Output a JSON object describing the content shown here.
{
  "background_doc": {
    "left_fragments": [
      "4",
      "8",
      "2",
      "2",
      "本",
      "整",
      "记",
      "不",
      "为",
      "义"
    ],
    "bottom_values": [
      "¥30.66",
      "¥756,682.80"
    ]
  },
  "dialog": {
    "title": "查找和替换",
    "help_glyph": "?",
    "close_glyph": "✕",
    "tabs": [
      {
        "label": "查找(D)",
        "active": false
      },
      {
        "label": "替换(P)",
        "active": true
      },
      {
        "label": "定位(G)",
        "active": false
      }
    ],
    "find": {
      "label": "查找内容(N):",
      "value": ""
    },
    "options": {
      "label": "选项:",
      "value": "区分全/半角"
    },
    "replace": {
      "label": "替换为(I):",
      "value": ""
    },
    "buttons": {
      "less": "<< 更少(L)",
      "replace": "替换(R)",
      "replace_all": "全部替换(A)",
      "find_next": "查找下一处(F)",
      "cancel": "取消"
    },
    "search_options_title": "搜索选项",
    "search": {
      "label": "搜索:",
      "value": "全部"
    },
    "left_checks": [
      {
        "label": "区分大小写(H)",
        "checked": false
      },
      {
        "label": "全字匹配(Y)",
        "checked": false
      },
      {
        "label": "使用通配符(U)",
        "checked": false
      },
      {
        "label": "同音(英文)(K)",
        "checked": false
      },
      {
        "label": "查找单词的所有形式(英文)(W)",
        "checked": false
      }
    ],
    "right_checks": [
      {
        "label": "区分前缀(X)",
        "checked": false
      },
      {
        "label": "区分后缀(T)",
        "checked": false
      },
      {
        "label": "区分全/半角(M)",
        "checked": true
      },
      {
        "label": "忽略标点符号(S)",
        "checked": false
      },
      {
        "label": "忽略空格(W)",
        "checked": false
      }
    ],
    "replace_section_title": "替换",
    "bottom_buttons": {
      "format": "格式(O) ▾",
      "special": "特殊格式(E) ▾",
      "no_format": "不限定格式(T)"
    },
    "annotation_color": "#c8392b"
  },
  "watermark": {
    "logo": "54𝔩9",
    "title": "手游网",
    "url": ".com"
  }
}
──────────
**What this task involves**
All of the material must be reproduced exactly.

**Answer below**
Output a JSON object describing the content shown here.
{
  "background_doc": {
    "left_fragments": [
      "4",
      "8",
      "2",
      "2",
      "本",
      "整",
      "记",
      "不",
      "为",
      "义"
    ],
    "bottom_values": [
      "¥30.66",
      "¥756,682.80"
    ]
  },
  "dialog": {
    "title": "查找和替换",
    "help_glyph": "?",
    "close_glyph": "✕",
    "tabs": [
      {
        "label": "查找(D)",
        "active": false
      },
      {
        "label": "替换(P)",
        "active": true
      },
      {
        "label": "定位(G)",
        "active": false
      }
    ],
    "find": {
      "label": "查找内容(N):",
      "value": ""
    },
    "options": {
      "label": "选项:",
      "value": "区分全/半角"
    },
    "replace": {
      "label": "替换为(I):",
      "value": ""
    },
    "buttons": {
      "less": "<< 更少(L)",
      "replace": "替换(R)",
      "replace_all": "全部替换(A)",
      "find_next": "查找下一处(F)",
      "cancel": "取消"
    },
    "search_options_title": "搜索选项",
    "search": {
      "label": "搜索:",
      "value": "全部"
    },
    "left_checks": [
      {
        "label": "区分大小写(H)",
        "checked": false
      },
      {
        "label": "全字匹配(Y)",
        "checked": false
      },
      {
        "label": "使用通配符(U)",
        "checked": false
      },
      {
        "label": "同音(英文)(K)",
        "checked": false
      },
      {
        "label": "查找单词的所有形式(英文)(W)",
        "checked": false
      }
    ],
    "right_checks": [
      {
        "label": "区分前缀(X)",
        "checked": false
      },
      {
        "label": "区分后缀(T)",
        "checked": false
      },
      {
        "label": "区分全/半角(M)",
        "checked": true
      },
      {
        "label": "忽略标点符号(S)",
        "checked": false
      },
      {
        "label": "忽略空格(W)",
        "checked": false
      }
    ],
    "replace_section_title": "替换",
    "bottom_buttons": {
      "format": "格式(O) ▾",
      "special": "特殊格式(E) ▾",
      "no_format": "不限定格式(T)"
    },
    "annotation_color": "#c8392b"
  },
  "watermark": {
    "logo": "54𝔩9",
    "title": "手游网",
    "url": ".com"
  }
}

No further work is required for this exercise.